Katsidoni Vasileia(Vicky)- Chrysovalanti

  • PhD Student - Department of Psychology
  • psyp168@psy.soc.uoc.gr
  • Profile
  • Research
  • Publications

Studies

  • PhD Student. Department of Psychology. School of Social Sciences. University of Crete (October 2012 – Present).
  • Master degree in Neurosciences. School of Medicine. University of Crete (2010 – 2012).
  • Bachelor (BA) in Psychology. Department of Psychology. Faculty of Social Sciences. University of Crete (2005 – 2010)

Doctoral Thesis Title

The effects of physical exercise on brain reward circuits.

Brief Description

The aim of the Doctoral Thesis is to examine the effects of chronic voluntary exercise –during development, i.e. from weaning until early adulthood- on the sensitivity of brain reward circuits as well as on the reward and psychomotor stimulating effects of drugs of abuse. We also conduct neurochemical analyses to determine potential correlates for the behaviors that we study.

Research Funding

The research is funded by the Department of Psychology and the Research Committee of the University of Crete

Supervisors

  • George Panagis (Supervisor), Professor in Biopsychology, University of Crete.
  • Andreas Kastellakis (Co-Supervisor), Associate Professor in Psychophysiology, University of Crete.
  • Kiriaki Thermou-Katerinopoulou (Co-Supervisor), Professor of Pharmacology, School of Medicine. University of Crete.

Publications

  • Katsidoni V., Apazoglou K., Panagis G. (2011) Role of serotonin 5-ΗΤ2Α and 5-ΗΤ2C receptors on brain stimulation reward and the reward-facilitating effect of cocaine, Psychopharmacology, 213(2-3), 337-354.
  • Κatsidoni, V., Anagnostou, I., & Panagis, G. (2013). Cannabidiol inhibits the reward-facilitating effect of morphine: involvement of 5-HT1A receptors in the dorsal raphe nucleus, Addiction Biology, 18, 286-296
  • Katsidoni, V., Kastellakis A., & Panagis, G. (2013). Biphasic effects of 9-tetrahydrocannabinol on brain stimulation reward and motor activity. International Journal of Neuropsychopharmacology, 16, 2273-2284.
  • Katsidoni, V., Fotiadou, M., Sagnou, M., & Panagis, G. (2014). Curcumin inhibits the reward-facilitating effect of morphine: Differential contribution of curcuminoid compounds, Psychopharmacology, 231, 4467-4478.
  • Katsidoni, V., Tzatzarakis, M., Karzi, V.,., Thermos, K., Kastellakis, A. & Panagis, G. (2020). Differential effects of chronic voluntary wheel –running on morphine induced brain stimulation reward, motor activity and striatal dopamine levels, Psychopharmacology, submitted.

Conference Presentations

Poster Presentations

  • Katsidoni V., & Panagis G. (2009). “Stimulation of 5-HT2A and 5-HT2C receptors blocks the reward-facilitating effect of cocaine in the rat”, Frontiers in Behavioral Neuroscience.

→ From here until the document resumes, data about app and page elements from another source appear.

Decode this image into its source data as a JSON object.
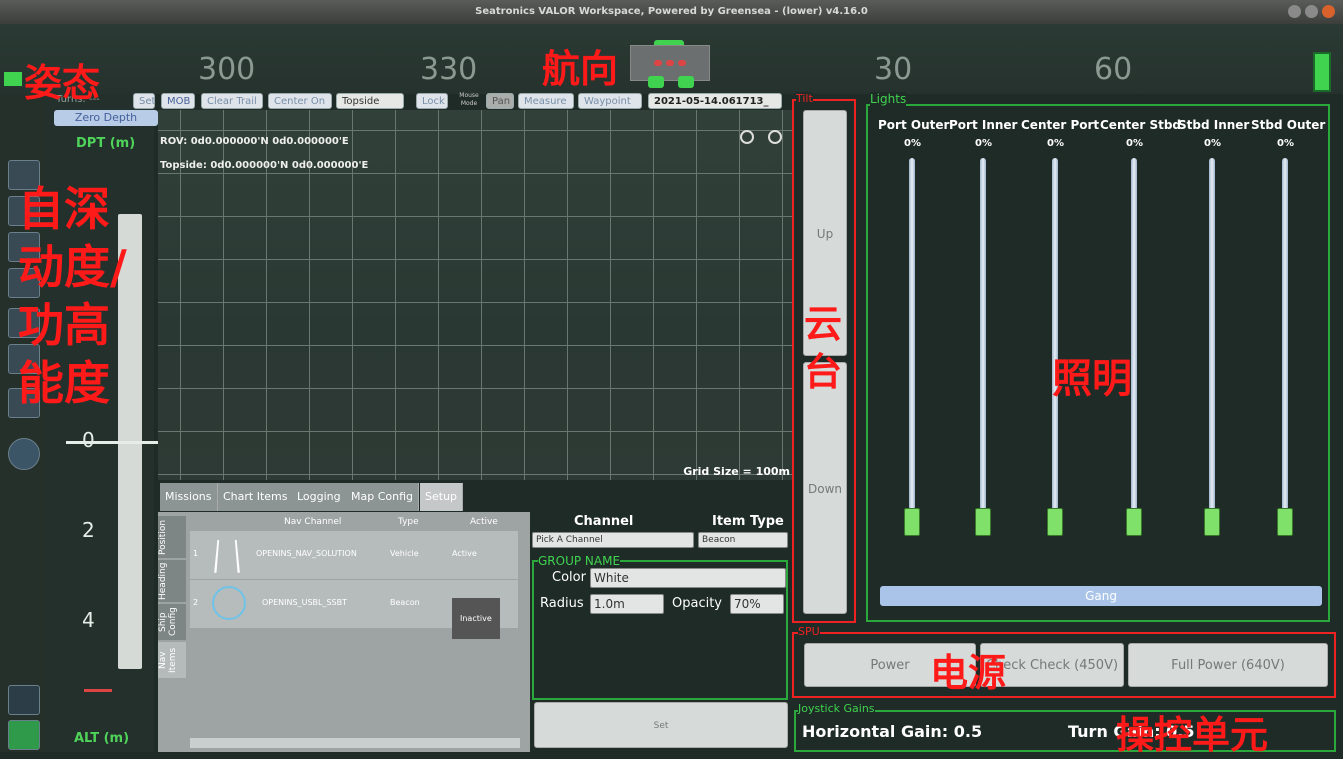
{
  "window": {
    "title": "Seatronics VALOR Workspace, Powered by Greensea - (lower) v4.16.0"
  },
  "heading_tape": {
    "ticks": [
      "300",
      "330",
      "30",
      "60"
    ]
  },
  "attitude": {
    "turns_label": "Turns: ---",
    "zero_depth": "Zero Depth",
    "dpt_label": "DPT (m)",
    "alt_label": "ALT (m)",
    "scale": [
      "0",
      "2",
      "4"
    ]
  },
  "toolbar": {
    "set": "Set",
    "mob": "MOB",
    "clear_trail": "Clear Trail",
    "center_on": "Center On",
    "center_target": "Topside",
    "lock": "Lock",
    "mouse_mode": "Mouse Mode",
    "pan": "Pan",
    "measure": "Measure",
    "waypoint": "Waypoint",
    "datetime": "2021-05-14.061713_"
  },
  "map": {
    "rov": "ROV: 0d0.000000'N 0d0.000000'E",
    "topside": "Topside: 0d0.000000'N 0d0.000000'E",
    "grid_size": "Grid Size = 100m"
  },
  "tabs": [
    "Missions",
    "Chart Items",
    "Logging",
    "Map Config",
    "Setup"
  ],
  "side_tabs": [
    "Position",
    "Heading",
    "Ship Config",
    "Nav Items"
  ],
  "nav_table": {
    "headers": [
      "Nav Channel",
      "Type",
      "Active"
    ],
    "rows": [
      {
        "idx": "1",
        "channel": "OPENINS_NAV_SOLUTION",
        "type": "Vehicle",
        "active": "Active"
      },
      {
        "idx": "2",
        "channel": "OPENINS_USBL_SSBT",
        "type": "Beacon",
        "active": "Inactive"
      }
    ]
  },
  "group": {
    "channel_label": "Channel",
    "item_type_label": "Item Type",
    "channel_value": "Pick A Channel",
    "item_type_value": "Beacon",
    "group_name": "GROUP NAME",
    "color_label": "Color",
    "color_value": "White",
    "radius_label": "Radius",
    "radius_value": "1.0m",
    "opacity_label": "Opacity",
    "opacity_value": "70%",
    "set_label": "Set"
  },
  "tilt": {
    "title": "Tilt",
    "up": "Up",
    "down": "Down"
  },
  "lights": {
    "title": "Lights",
    "channels": [
      {
        "name": "Port Outer",
        "value": "0%"
      },
      {
        "name": "Port Inner",
        "value": "0%"
      },
      {
        "name": "Center Port",
        "value": "0%"
      },
      {
        "name": "Center Stbd",
        "value": "0%"
      },
      {
        "name": "Stbd Inner",
        "value": "0%"
      },
      {
        "name": "Stbd Outer",
        "value": "0%"
      }
    ],
    "gang": "Gang"
  },
  "spu": {
    "title": "SPU",
    "power": "Power",
    "check": "Check Check (450V)",
    "full": "Full Power (640V)"
  },
  "joystick": {
    "title": "Joystick Gains",
    "horizontal": "Horizontal Gain: 0.5",
    "turn": "Turn Gain: 0.5"
  },
  "annotations": {
    "attitude": "姿态",
    "heading": "航向",
    "auto_func": "自动功能",
    "depth_alt": "深度/高度",
    "gimbal": "云台",
    "lighting": "照明",
    "power": "电源",
    "control_unit": "操控单元"
  },
  "colors": {
    "accent_green": "#2ba83c",
    "annotation_red": "#ff1a1a",
    "knob_green": "#7fe06a"
  }
}
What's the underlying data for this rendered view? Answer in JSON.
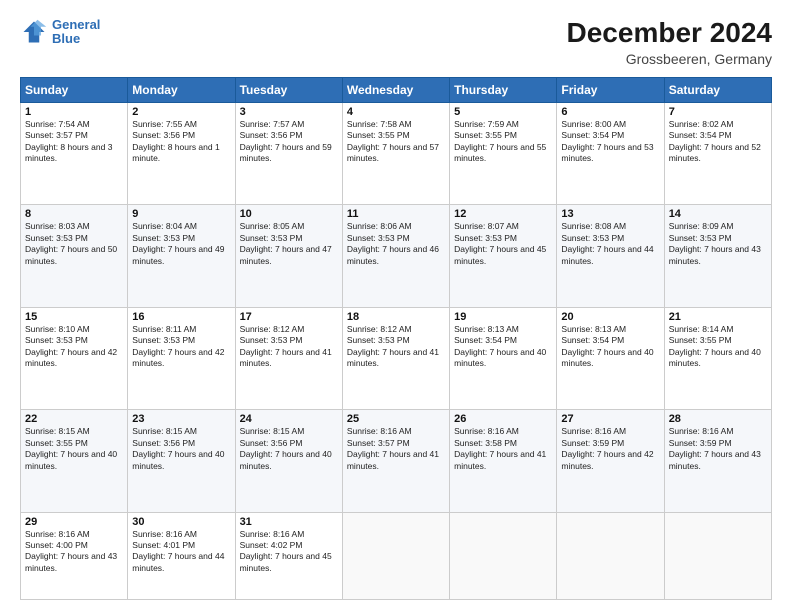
{
  "header": {
    "logo_line1": "General",
    "logo_line2": "Blue",
    "main_title": "December 2024",
    "subtitle": "Grossbeeren, Germany"
  },
  "calendar": {
    "days_of_week": [
      "Sunday",
      "Monday",
      "Tuesday",
      "Wednesday",
      "Thursday",
      "Friday",
      "Saturday"
    ],
    "weeks": [
      [
        {
          "day": "1",
          "sunrise": "7:54 AM",
          "sunset": "3:57 PM",
          "daylight": "8 hours and 3 minutes."
        },
        {
          "day": "2",
          "sunrise": "7:55 AM",
          "sunset": "3:56 PM",
          "daylight": "8 hours and 1 minute."
        },
        {
          "day": "3",
          "sunrise": "7:57 AM",
          "sunset": "3:56 PM",
          "daylight": "7 hours and 59 minutes."
        },
        {
          "day": "4",
          "sunrise": "7:58 AM",
          "sunset": "3:55 PM",
          "daylight": "7 hours and 57 minutes."
        },
        {
          "day": "5",
          "sunrise": "7:59 AM",
          "sunset": "3:55 PM",
          "daylight": "7 hours and 55 minutes."
        },
        {
          "day": "6",
          "sunrise": "8:00 AM",
          "sunset": "3:54 PM",
          "daylight": "7 hours and 53 minutes."
        },
        {
          "day": "7",
          "sunrise": "8:02 AM",
          "sunset": "3:54 PM",
          "daylight": "7 hours and 52 minutes."
        }
      ],
      [
        {
          "day": "8",
          "sunrise": "8:03 AM",
          "sunset": "3:53 PM",
          "daylight": "7 hours and 50 minutes."
        },
        {
          "day": "9",
          "sunrise": "8:04 AM",
          "sunset": "3:53 PM",
          "daylight": "7 hours and 49 minutes."
        },
        {
          "day": "10",
          "sunrise": "8:05 AM",
          "sunset": "3:53 PM",
          "daylight": "7 hours and 47 minutes."
        },
        {
          "day": "11",
          "sunrise": "8:06 AM",
          "sunset": "3:53 PM",
          "daylight": "7 hours and 46 minutes."
        },
        {
          "day": "12",
          "sunrise": "8:07 AM",
          "sunset": "3:53 PM",
          "daylight": "7 hours and 45 minutes."
        },
        {
          "day": "13",
          "sunrise": "8:08 AM",
          "sunset": "3:53 PM",
          "daylight": "7 hours and 44 minutes."
        },
        {
          "day": "14",
          "sunrise": "8:09 AM",
          "sunset": "3:53 PM",
          "daylight": "7 hours and 43 minutes."
        }
      ],
      [
        {
          "day": "15",
          "sunrise": "8:10 AM",
          "sunset": "3:53 PM",
          "daylight": "7 hours and 42 minutes."
        },
        {
          "day": "16",
          "sunrise": "8:11 AM",
          "sunset": "3:53 PM",
          "daylight": "7 hours and 42 minutes."
        },
        {
          "day": "17",
          "sunrise": "8:12 AM",
          "sunset": "3:53 PM",
          "daylight": "7 hours and 41 minutes."
        },
        {
          "day": "18",
          "sunrise": "8:12 AM",
          "sunset": "3:53 PM",
          "daylight": "7 hours and 41 minutes."
        },
        {
          "day": "19",
          "sunrise": "8:13 AM",
          "sunset": "3:54 PM",
          "daylight": "7 hours and 40 minutes."
        },
        {
          "day": "20",
          "sunrise": "8:13 AM",
          "sunset": "3:54 PM",
          "daylight": "7 hours and 40 minutes."
        },
        {
          "day": "21",
          "sunrise": "8:14 AM",
          "sunset": "3:55 PM",
          "daylight": "7 hours and 40 minutes."
        }
      ],
      [
        {
          "day": "22",
          "sunrise": "8:15 AM",
          "sunset": "3:55 PM",
          "daylight": "7 hours and 40 minutes."
        },
        {
          "day": "23",
          "sunrise": "8:15 AM",
          "sunset": "3:56 PM",
          "daylight": "7 hours and 40 minutes."
        },
        {
          "day": "24",
          "sunrise": "8:15 AM",
          "sunset": "3:56 PM",
          "daylight": "7 hours and 40 minutes."
        },
        {
          "day": "25",
          "sunrise": "8:16 AM",
          "sunset": "3:57 PM",
          "daylight": "7 hours and 41 minutes."
        },
        {
          "day": "26",
          "sunrise": "8:16 AM",
          "sunset": "3:58 PM",
          "daylight": "7 hours and 41 minutes."
        },
        {
          "day": "27",
          "sunrise": "8:16 AM",
          "sunset": "3:59 PM",
          "daylight": "7 hours and 42 minutes."
        },
        {
          "day": "28",
          "sunrise": "8:16 AM",
          "sunset": "3:59 PM",
          "daylight": "7 hours and 43 minutes."
        }
      ],
      [
        {
          "day": "29",
          "sunrise": "8:16 AM",
          "sunset": "4:00 PM",
          "daylight": "7 hours and 43 minutes."
        },
        {
          "day": "30",
          "sunrise": "8:16 AM",
          "sunset": "4:01 PM",
          "daylight": "7 hours and 44 minutes."
        },
        {
          "day": "31",
          "sunrise": "8:16 AM",
          "sunset": "4:02 PM",
          "daylight": "7 hours and 45 minutes."
        },
        null,
        null,
        null,
        null
      ]
    ],
    "labels": {
      "sunrise": "Sunrise: ",
      "sunset": "Sunset: ",
      "daylight": "Daylight: "
    }
  }
}
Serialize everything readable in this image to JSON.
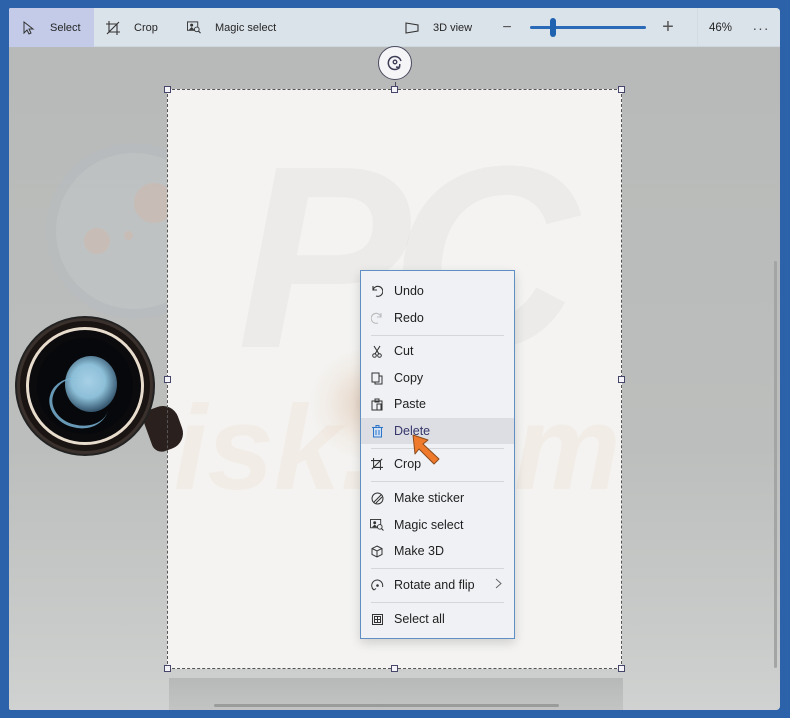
{
  "toolbar": {
    "select_label": "Select",
    "crop_label": "Crop",
    "magic_select_label": "Magic select",
    "view3d_label": "3D view",
    "zoom_out_label": "−",
    "zoom_in_label": "+",
    "zoom_level": "46%",
    "zoom_fraction": 0.2,
    "more_label": "···"
  },
  "context_menu": {
    "items": [
      {
        "label": "Undo",
        "icon": "undo-icon",
        "enabled": true
      },
      {
        "label": "Redo",
        "icon": "redo-icon",
        "enabled": false
      },
      {
        "label": "Cut",
        "icon": "cut-icon",
        "enabled": true
      },
      {
        "label": "Copy",
        "icon": "copy-icon",
        "enabled": true
      },
      {
        "label": "Paste",
        "icon": "paste-icon",
        "enabled": true
      },
      {
        "label": "Delete",
        "icon": "delete-icon",
        "enabled": true,
        "highlighted": true
      },
      {
        "label": "Crop",
        "icon": "crop-icon",
        "enabled": true
      },
      {
        "label": "Make sticker",
        "icon": "sticker-icon",
        "enabled": true
      },
      {
        "label": "Magic select",
        "icon": "magic-select-icon",
        "enabled": true
      },
      {
        "label": "Make 3D",
        "icon": "cube-icon",
        "enabled": true
      },
      {
        "label": "Rotate and flip",
        "icon": "rotate-icon",
        "enabled": true,
        "submenu": true
      },
      {
        "label": "Select all",
        "icon": "select-all-icon",
        "enabled": true
      }
    ]
  },
  "colors": {
    "accent": "#2a6ab6",
    "window_border": "#2b62a9",
    "highlight_text": "#36366a",
    "pointer": "#ef7a2c"
  }
}
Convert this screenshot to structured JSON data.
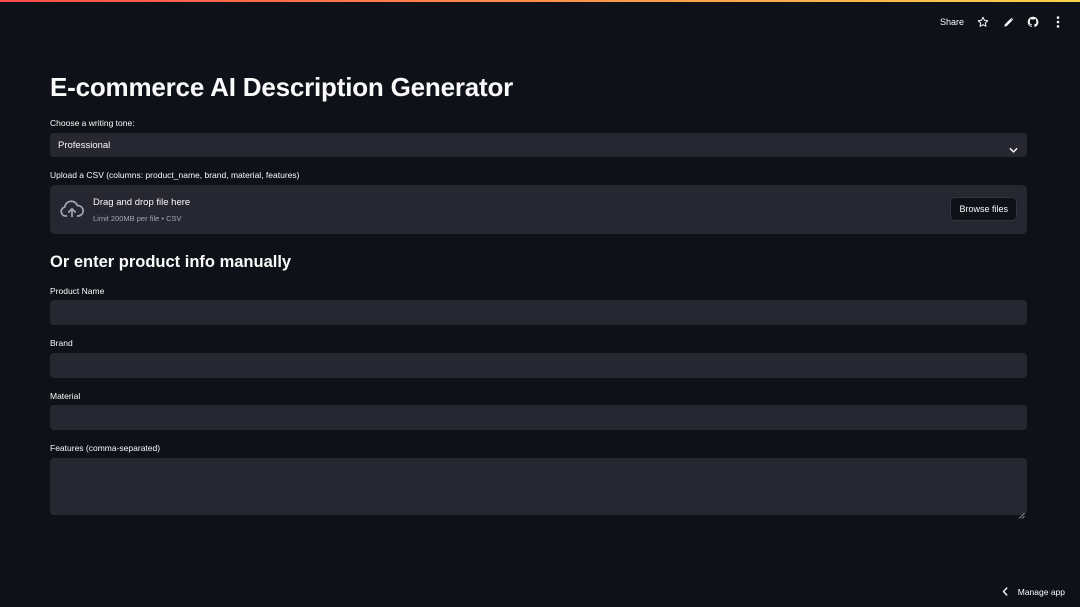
{
  "toolbar": {
    "share_label": "Share",
    "icons": [
      "star-icon",
      "pencil-icon",
      "github-icon",
      "more-vertical-icon"
    ]
  },
  "header": {
    "title": "E-commerce AI Description Generator"
  },
  "tone": {
    "label": "Choose a writing tone:",
    "selected": "Professional"
  },
  "upload": {
    "label": "Upload a CSV (columns: product_name, brand, material, features)",
    "dropzone_title": "Drag and drop file here",
    "dropzone_limit": "Limit 200MB per file • CSV",
    "browse_label": "Browse files"
  },
  "manual": {
    "heading": "Or enter product info manually",
    "product_name": {
      "label": "Product Name",
      "value": ""
    },
    "brand": {
      "label": "Brand",
      "value": ""
    },
    "material": {
      "label": "Material",
      "value": ""
    },
    "features": {
      "label": "Features (comma-separated)",
      "value": ""
    }
  },
  "footer": {
    "manage_label": "Manage app"
  },
  "colors": {
    "background": "#0e1117",
    "widget": "#262730",
    "text": "#fafafa",
    "muted": "#a3a8b4",
    "accent": "#ff4b4b"
  }
}
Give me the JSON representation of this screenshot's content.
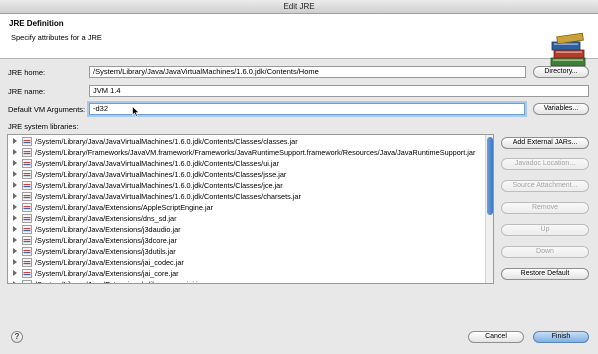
{
  "window": {
    "title": "Edit JRE"
  },
  "header": {
    "title": "JRE Definition",
    "subtitle": "Specify attributes for a JRE",
    "icon": "books-icon"
  },
  "form": {
    "jre_home_label": "JRE home:",
    "jre_home_value": "/System/Library/Java/JavaVirtualMachines/1.6.0.jdk/Contents/Home",
    "directory_button": "Directory...",
    "jre_name_label": "JRE name:",
    "jre_name_value": "JVM 1.4",
    "vm_args_label": "Default VM Arguments:",
    "vm_args_value": "-d32",
    "variables_button": "Variables..."
  },
  "libraries": {
    "label": "JRE system libraries:",
    "items": [
      "/System/Library/Java/JavaVirtualMachines/1.6.0.jdk/Contents/Classes/classes.jar",
      "/System/Library/Frameworks/JavaVM.framework/Frameworks/JavaRuntimeSupport.framework/Resources/Java/JavaRuntimeSupport.jar",
      "/System/Library/Java/JavaVirtualMachines/1.6.0.jdk/Contents/Classes/ui.jar",
      "/System/Library/Java/JavaVirtualMachines/1.6.0.jdk/Contents/Classes/jsse.jar",
      "/System/Library/Java/JavaVirtualMachines/1.6.0.jdk/Contents/Classes/jce.jar",
      "/System/Library/Java/JavaVirtualMachines/1.6.0.jdk/Contents/Classes/charsets.jar",
      "/System/Library/Java/Extensions/AppleScriptEngine.jar",
      "/System/Library/Java/Extensions/dns_sd.jar",
      "/System/Library/Java/Extensions/j3daudio.jar",
      "/System/Library/Java/Extensions/j3dcore.jar",
      "/System/Library/Java/Extensions/j3dutils.jar",
      "/System/Library/Java/Extensions/jai_codec.jar",
      "/System/Library/Java/Extensions/jai_core.jar",
      "/System/Library/Java/Extensions/mlibwrapper_jai.jar"
    ],
    "buttons": {
      "add_external": "Add External JARs...",
      "javadoc": "Javadoc Location...",
      "source": "Source Attachment...",
      "remove": "Remove",
      "up": "Up",
      "down": "Down",
      "restore": "Restore Default"
    }
  },
  "footer": {
    "help": "?",
    "cancel": "Cancel",
    "finish": "Finish"
  }
}
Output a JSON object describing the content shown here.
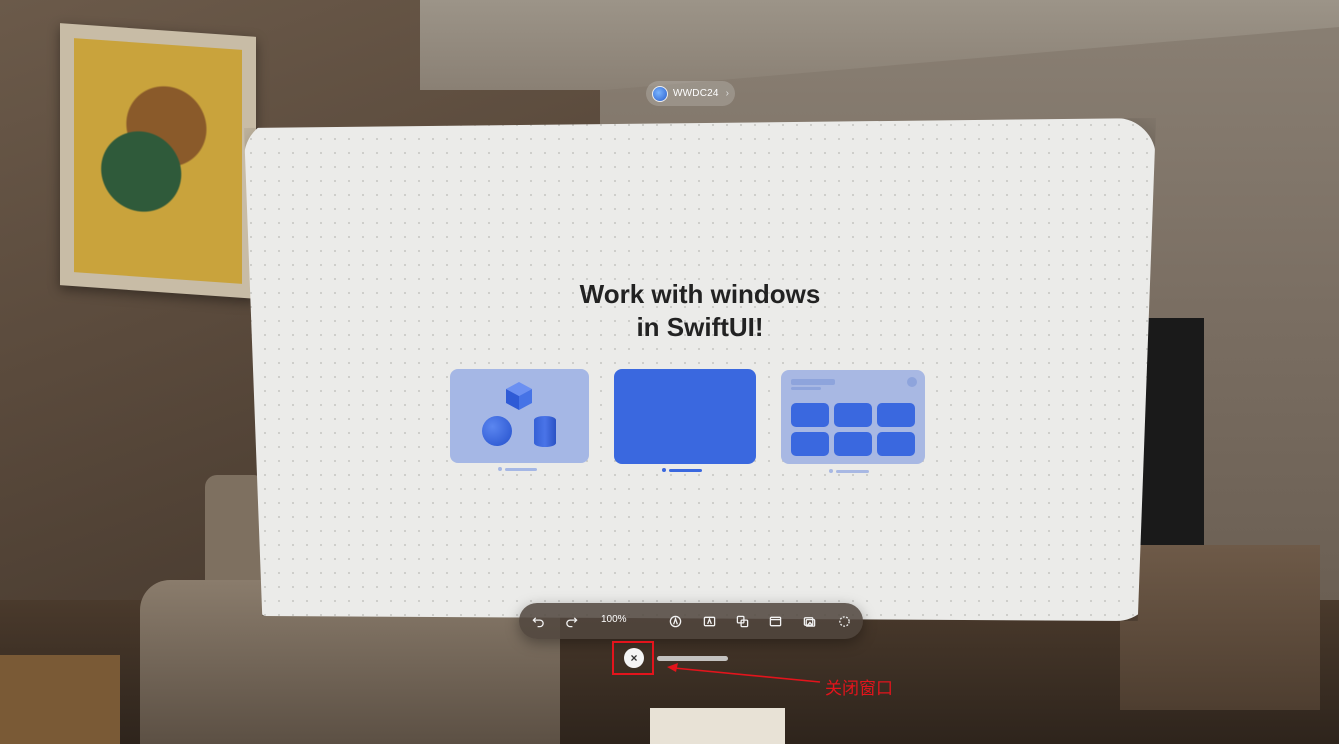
{
  "app_badge": {
    "label": "WWDC24",
    "icon": "app-icon",
    "chevron": "›"
  },
  "window": {
    "headline_line1": "Work with windows",
    "headline_line2": "in SwiftUI!",
    "cards": [
      {
        "kind": "volumes",
        "icon": "3d-shapes"
      },
      {
        "kind": "window",
        "icon": "plain-window"
      },
      {
        "kind": "ornament",
        "icon": "grid-tiles"
      }
    ]
  },
  "toolbar": {
    "zoom": "100%",
    "buttons": [
      "undo-icon",
      "redo-icon",
      "pen-icon",
      "text-box-icon",
      "shapes-icon",
      "window-icon",
      "media-icon",
      "lasso-icon"
    ]
  },
  "window_controls": {
    "close_symbol": "×"
  },
  "annotation": {
    "label": "关闭窗口",
    "color": "#e3141c"
  },
  "colors": {
    "accent": "#3a68df",
    "card_light": "#a5b7e5",
    "canvas": "#ebebe9"
  }
}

Conference Abstract: 41st European Brain and Behaviour Society Meeting. Doi: 10.3389/conf.neuro.08.2009.09.187
  • Katsidoni V., & Panagis G. (2010). “Role of serotonin 5-HT2A and 5-HT2C receptors on the reward-facilitating effect of cocaine”, Επιθεώρηση Κλινικής Φαρμακολογίας και Φαρμακοκινητικής, 24(2), 156
  • Panagis, G., Katsidoni, V., & Anagnostou, E. (2012). “Cannabidiol inhibits the reward-facilitating effect of morphine: Involvement of 5-HT1A receptors in the dorsal raphe nucleus”, FENS Abstracts, 92.01.
  • Katsidoni, V., & Panagis, G. (2012). “Long-term voluntary physical exercise overcomes emotional and social deficits induced by early-life stress in rats”, FENS Abstracts, 137.07.
  • Katsidoni, V., & Panagis, G. (2013). Chronic voluntary wheel-running exercise decreases the sensitivity of medial forebrain bundle self-stimulation and the reward-facilitating effects of psychostimulants, Abstract Book of the 15th Biennal Meeting of the EBPS, E5, p.57.
  • Katsidoni, V., Fotiadou, M., Sagnou, M., & Panagis, G. (2013). Effects of curcumin on brain stimulation reward and the reward-facilitating effect of morphine. Abstract Book of the 15th Biennal Meeting of the EBPS, E14, p.60-61.
  • Katsidoni, V., & Panagis, G. (2014). “Chronic voluntary wheel-running exercise modulates the rewarding efficacy and the locomotor responses of Δ9- tetrahydrocannabinol” FENS Abstracts, C145.